A Little Every Day is Better Than a Lot at Once

When I first imagined being a writer, I imagined
writing books.

For this to make sense, let me describe exactly what I mean.

I’m talking about BOOKS. Hard covers, hundreds of printed
pages, small typefaces, lines all close together.

Big Hardcover

Have you ever done this? Imagined yourself
writing a book, and when you thought about
it, saw the finished product?

That little image will kick you in the head, knock you to
the pavement, and jump up and down on top of you when
you’re down.

That is one MEAN little bugger.

Because writers don’t write books. Not ever. Not even once.

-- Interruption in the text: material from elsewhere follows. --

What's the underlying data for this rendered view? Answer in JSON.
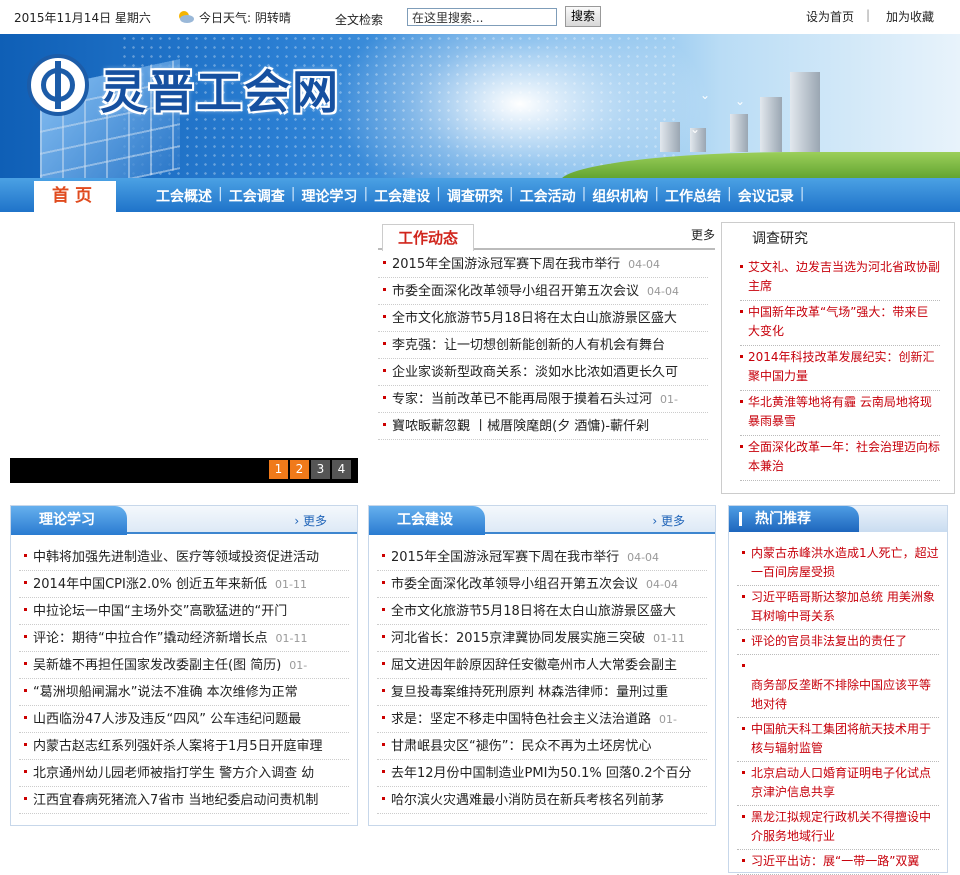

Writers write words.

Books are big, solid, complete, finished and unattainable.

Words, though? You can knock together fifty or a hundred
of those bad boys before you do your morning situps.

You don’t have to make them perfect, either. You can just
knock them out. Put them on the page carefree as anything,
and then go about the rest of your day without having
poured your blood out of your veins or ripped your heart
from your chest.

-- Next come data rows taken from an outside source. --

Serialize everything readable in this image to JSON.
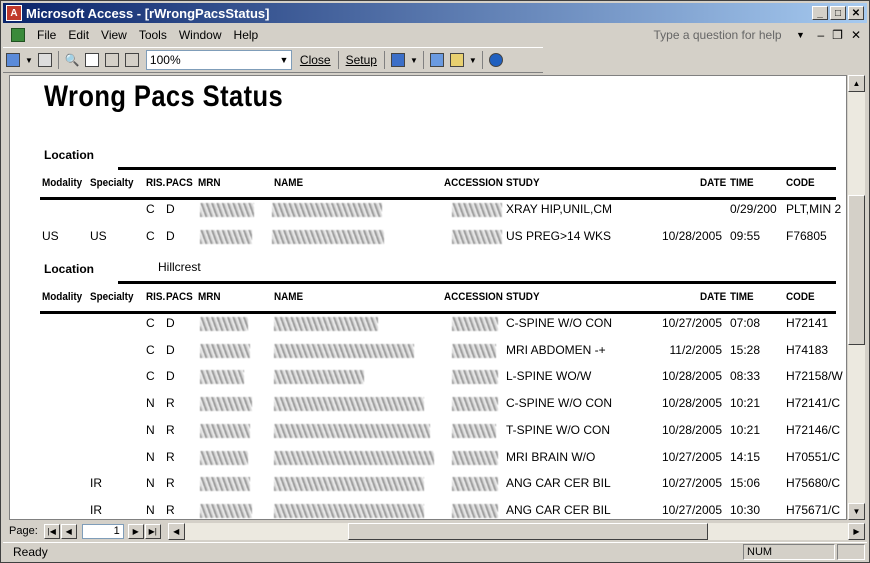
{
  "window": {
    "title": "Microsoft Access - [rWrongPacsStatus]"
  },
  "menu": {
    "items": [
      "File",
      "Edit",
      "View",
      "Tools",
      "Window",
      "Help"
    ],
    "help_placeholder": "Type a question for help"
  },
  "toolbar": {
    "zoom": "100%",
    "close_label": "Close",
    "setup_label": "Setup"
  },
  "report": {
    "title": "Wrong Pacs Status",
    "headers": [
      "Modality",
      "Specialty",
      "RIS.",
      "PACS",
      "MRN",
      "NAME",
      "ACCESSION",
      "STUDY",
      "DATE",
      "TIME",
      "CODE"
    ],
    "groups": [
      {
        "location_label": "Location",
        "location": "",
        "rows": [
          {
            "modality": "",
            "specialty": "",
            "ris": "C",
            "pacs": "D",
            "study": "XRAY HIP,UNIL,CM",
            "date": "",
            "time": "0/29/200",
            "code": "PLT,MIN 2"
          },
          {
            "modality": "US",
            "specialty": "US",
            "ris": "C",
            "pacs": "D",
            "study": "US PREG>14 WKS",
            "date": "10/28/2005",
            "time": "09:55",
            "code": "F76805"
          }
        ]
      },
      {
        "location_label": "Location",
        "location": "Hillcrest",
        "rows": [
          {
            "modality": "",
            "specialty": "",
            "ris": "C",
            "pacs": "D",
            "study": "C-SPINE W/O CON",
            "date": "10/27/2005",
            "time": "07:08",
            "code": "H72141"
          },
          {
            "modality": "",
            "specialty": "",
            "ris": "C",
            "pacs": "D",
            "study": "MRI ABDOMEN -+",
            "date": "11/2/2005",
            "time": "15:28",
            "code": "H74183"
          },
          {
            "modality": "",
            "specialty": "",
            "ris": "C",
            "pacs": "D",
            "study": "L-SPINE WO/W",
            "date": "10/28/2005",
            "time": "08:33",
            "code": "H72158/W"
          },
          {
            "modality": "",
            "specialty": "",
            "ris": "N",
            "pacs": "R",
            "study": "C-SPINE W/O CON",
            "date": "10/28/2005",
            "time": "10:21",
            "code": "H72141/C"
          },
          {
            "modality": "",
            "specialty": "",
            "ris": "N",
            "pacs": "R",
            "study": "T-SPINE W/O CON",
            "date": "10/28/2005",
            "time": "10:21",
            "code": "H72146/C"
          },
          {
            "modality": "",
            "specialty": "",
            "ris": "N",
            "pacs": "R",
            "study": "MRI BRAIN W/O",
            "date": "10/27/2005",
            "time": "14:15",
            "code": "H70551/C"
          },
          {
            "modality": "",
            "specialty": "IR",
            "ris": "N",
            "pacs": "R",
            "study": "ANG CAR CER BIL",
            "date": "10/27/2005",
            "time": "15:06",
            "code": "H75680/C"
          },
          {
            "modality": "",
            "specialty": "IR",
            "ris": "N",
            "pacs": "R",
            "study": "ANG CAR CER BIL",
            "date": "10/27/2005",
            "time": "10:30",
            "code": "H75671/C"
          }
        ]
      }
    ]
  },
  "pager": {
    "label": "Page:",
    "page": "1"
  },
  "status": {
    "text": "Ready",
    "num": "NUM"
  }
}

Well, maybe not. Sometimes even a hundred words can be
an obstacle.

But it isn’t an impossible one.

Set goals for yourself that allow you to attain your dreams.

And start small.

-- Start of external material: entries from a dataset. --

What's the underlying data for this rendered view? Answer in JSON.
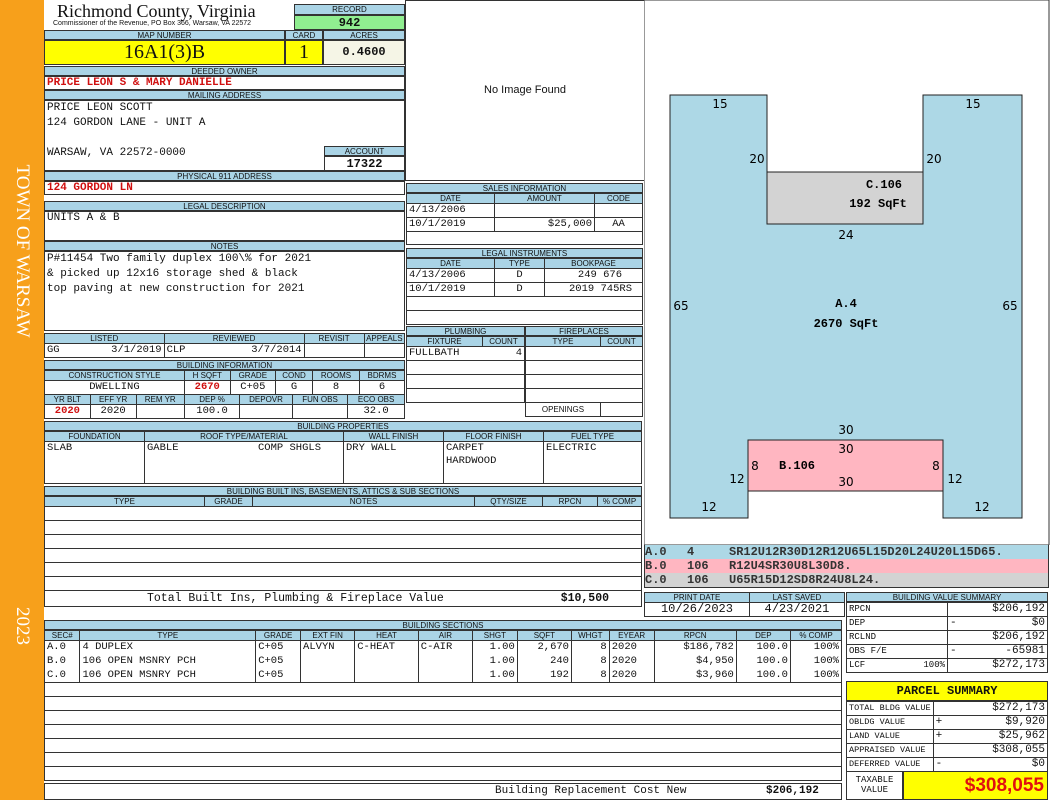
{
  "sidebar": {
    "town": "TOWN OF WARSAW",
    "year": "2023"
  },
  "header": {
    "county": "Richmond County, Virginia",
    "office": "Commissioner of the Revenue, PO Box 366, Warsaw, VA 22572",
    "record_label": "RECORD",
    "record": "942"
  },
  "parcel": {
    "map_label": "MAP NUMBER",
    "map": "16A1(3)B",
    "card_label": "CARD",
    "card": "1",
    "acres_label": "ACRES",
    "acres": "0.4600"
  },
  "owner": {
    "label": "DEEDED OWNER",
    "name": "PRICE LEON S & MARY DANIELLE"
  },
  "mailing": {
    "label": "MAILING ADDRESS",
    "lines": [
      "PRICE LEON SCOTT",
      "124 GORDON LANE - UNIT A",
      "",
      "WARSAW, VA 22572-0000"
    ],
    "account_label": "ACCOUNT",
    "account": "17322"
  },
  "physical": {
    "label": "PHYSICAL 911 ADDRESS",
    "value": "124 GORDON LN"
  },
  "legal": {
    "label": "LEGAL DESCRIPTION",
    "value": "UNITS A & B"
  },
  "notes": {
    "label": "NOTES",
    "lines": [
      "P#11454 Two family duplex 100\\% for 2021",
      "& picked up 12x16 storage shed & black",
      "top paving at new construction for 2021"
    ]
  },
  "listing": {
    "listed_label": "LISTED",
    "listed_by": "GG",
    "listed_date": "3/1/2019",
    "reviewed_label": "REVIEWED",
    "reviewed_by": "CLP",
    "reviewed_date": "3/7/2014",
    "revisit_label": "REVISIT",
    "appeals_label": "APPEALS"
  },
  "building_info": {
    "label": "BUILDING INFORMATION",
    "headers1": [
      "CONSTRUCTION STYLE",
      "H SQFT",
      "GRADE",
      "COND",
      "ROOMS",
      "BDRMS"
    ],
    "values1": [
      "DWELLING",
      "2670",
      "C+05",
      "G",
      "8",
      "6"
    ],
    "headers2": [
      "YR BLT",
      "EFF YR",
      "REM YR",
      "DEP %",
      "DEPOVR",
      "FUN OBS",
      "ECO OBS"
    ],
    "values2": [
      "2020",
      "2020",
      "",
      "100.0",
      "",
      "",
      "32.0"
    ]
  },
  "properties": {
    "label": "BUILDING PROPERTIES",
    "headers": [
      "FOUNDATION",
      "ROOF TYPE/MATERIAL",
      "WALL FINISH",
      "FLOOR FINISH",
      "FUEL TYPE"
    ],
    "foundation": "SLAB",
    "roof_type": "GABLE",
    "roof_material": "COMP SHGLS",
    "wall": "DRY WALL",
    "floor": [
      "CARPET",
      "HARDWOOD"
    ],
    "fuel": "ELECTRIC"
  },
  "builtins": {
    "label": "BUILDING BUILT INS, BASEMENTS, ATTICS & SUB SECTIONS",
    "headers": [
      "TYPE",
      "GRADE",
      "NOTES",
      "QTY/SIZE",
      "RPCN",
      "% COMP"
    ],
    "total_label": "Total Built Ins, Plumbing & Fireplace Value",
    "total": "$10,500"
  },
  "sections": {
    "label": "BUILDING SECTIONS",
    "headers": [
      "SEC#",
      "TYPE",
      "GRADE",
      "EXT FIN",
      "HEAT",
      "AIR",
      "SHGT",
      "SQFT",
      "WHGT",
      "EYEAR",
      "RPCN",
      "DEP",
      "% COMP"
    ],
    "rows": [
      [
        "A.0",
        "4 DUPLEX",
        "C+05",
        "ALVYN",
        "C-HEAT",
        "C-AIR",
        "1.00",
        "2,670",
        "8",
        "2020",
        "$186,782",
        "100.0",
        "100%"
      ],
      [
        "B.0",
        "106 OPEN MSNRY PCH",
        "C+05",
        "",
        "",
        "",
        "1.00",
        "240",
        "8",
        "2020",
        "$4,950",
        "100.0",
        "100%"
      ],
      [
        "C.0",
        "106 OPEN MSNRY PCH",
        "C+05",
        "",
        "",
        "",
        "1.00",
        "192",
        "8",
        "2020",
        "$3,960",
        "100.0",
        "100%"
      ]
    ],
    "total_label": "Building Replacement Cost New",
    "total": "$206,192"
  },
  "image": {
    "placeholder": "No Image Found"
  },
  "sales": {
    "label": "SALES INFORMATION",
    "headers": [
      "DATE",
      "AMOUNT",
      "CODE"
    ],
    "rows": [
      [
        "4/13/2006",
        "",
        ""
      ],
      [
        "10/1/2019",
        "$25,000",
        "AA"
      ]
    ]
  },
  "instruments": {
    "label": "LEGAL INSTRUMENTS",
    "headers": [
      "DATE",
      "TYPE",
      "BOOKPAGE"
    ],
    "rows": [
      [
        "4/13/2006",
        "D",
        "249 676"
      ],
      [
        "10/1/2019",
        "D",
        "2019 745RS"
      ]
    ]
  },
  "plumbing": {
    "label": "PLUMBING",
    "headers": [
      "FIXTURE",
      "COUNT"
    ],
    "rows": [
      [
        "FULLBATH",
        "4"
      ]
    ]
  },
  "fireplaces": {
    "label": "FIREPLACES",
    "headers": [
      "TYPE",
      "COUNT"
    ],
    "openings_label": "OPENINGS"
  },
  "sketch": {
    "a_label": "A.4",
    "a_area": "2670 SqFt",
    "b_label": "B.106",
    "c_label": "C.106",
    "c_area": "192 SqFt",
    "dims": {
      "top_left": "15",
      "top_right": "15",
      "notch_left": "20",
      "notch_right": "20",
      "notch_bottom": "24",
      "left": "65",
      "right": "65",
      "b_top_outer": "30",
      "b_top": "30",
      "b_bottom": "30",
      "b_left": "8",
      "b_right": "8",
      "leg_left": "12",
      "leg_right": "12",
      "foot_left": "12",
      "foot_right": "12"
    },
    "segments": [
      {
        "sec": "A.0",
        "code": "4",
        "path": "SR12U12R30D12R12U65L15D20L24U20L15D65.",
        "color": "#add8e6"
      },
      {
        "sec": "B.0",
        "code": "106",
        "path": "R12U4SR30U8L30D8.",
        "color": "#ffb6c1"
      },
      {
        "sec": "C.0",
        "code": "106",
        "path": "U65R15D12SD8R24U8L24.",
        "color": "#d3d3d3"
      }
    ]
  },
  "dates": {
    "print_label": "PRINT DATE",
    "print": "10/26/2023",
    "saved_label": "LAST SAVED",
    "saved": "4/23/2021"
  },
  "value_summary": {
    "label": "BUILDING VALUE SUMMARY",
    "rows": [
      {
        "label": "RPCN",
        "sign": "",
        "value": "$206,192"
      },
      {
        "label": "DEP",
        "sign": "-",
        "value": "$0"
      },
      {
        "label": "RCLND",
        "sign": "",
        "value": "$206,192"
      },
      {
        "label": "OBS F/E",
        "sign": "-",
        "value": "-65981"
      },
      {
        "label": "LCF",
        "pct": "100%",
        "sign": "",
        "value": "$272,173"
      }
    ]
  },
  "parcel_summary": {
    "label": "PARCEL SUMMARY",
    "rows": [
      {
        "label": "TOTAL BLDG VALUE",
        "sign": "",
        "value": "$272,173"
      },
      {
        "label": "OBLDG VALUE",
        "sign": "+",
        "value": "$9,920"
      },
      {
        "label": "LAND VALUE",
        "sign": "+",
        "value": "$25,962"
      },
      {
        "label": "APPRAISED VALUE",
        "sign": "",
        "value": "$308,055"
      },
      {
        "label": "DEFERRED VALUE",
        "sign": "-",
        "value": "$0"
      }
    ],
    "taxable_label": "TAXABLE VALUE",
    "taxable": "$308,055"
  }
}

If you’ve never done any writing, set a goal for 200 words
a day. That’s about one typed, double-spaced manuscript
page if you’re using inch-and-a-quarter margins.

It’s fewer words than are in this post.

And a page a day can give you a full-length novel a year.

Tell your story a little bit at a time. Enchant yourself
with the process, with crafting each piece.

It’ll be a book one day, but for now, you’re romancing
a single, solitary page.

Have FUN with it.

And write with joy.


Tell A Writer
Holly Lisle

Novelist, writing-nerd, dissector of thought processes, writing course creator and site owner here, Holly Lisle has a cat that plays fetch and a whole lotta stuff on HollyLisle.com for both readers and writers.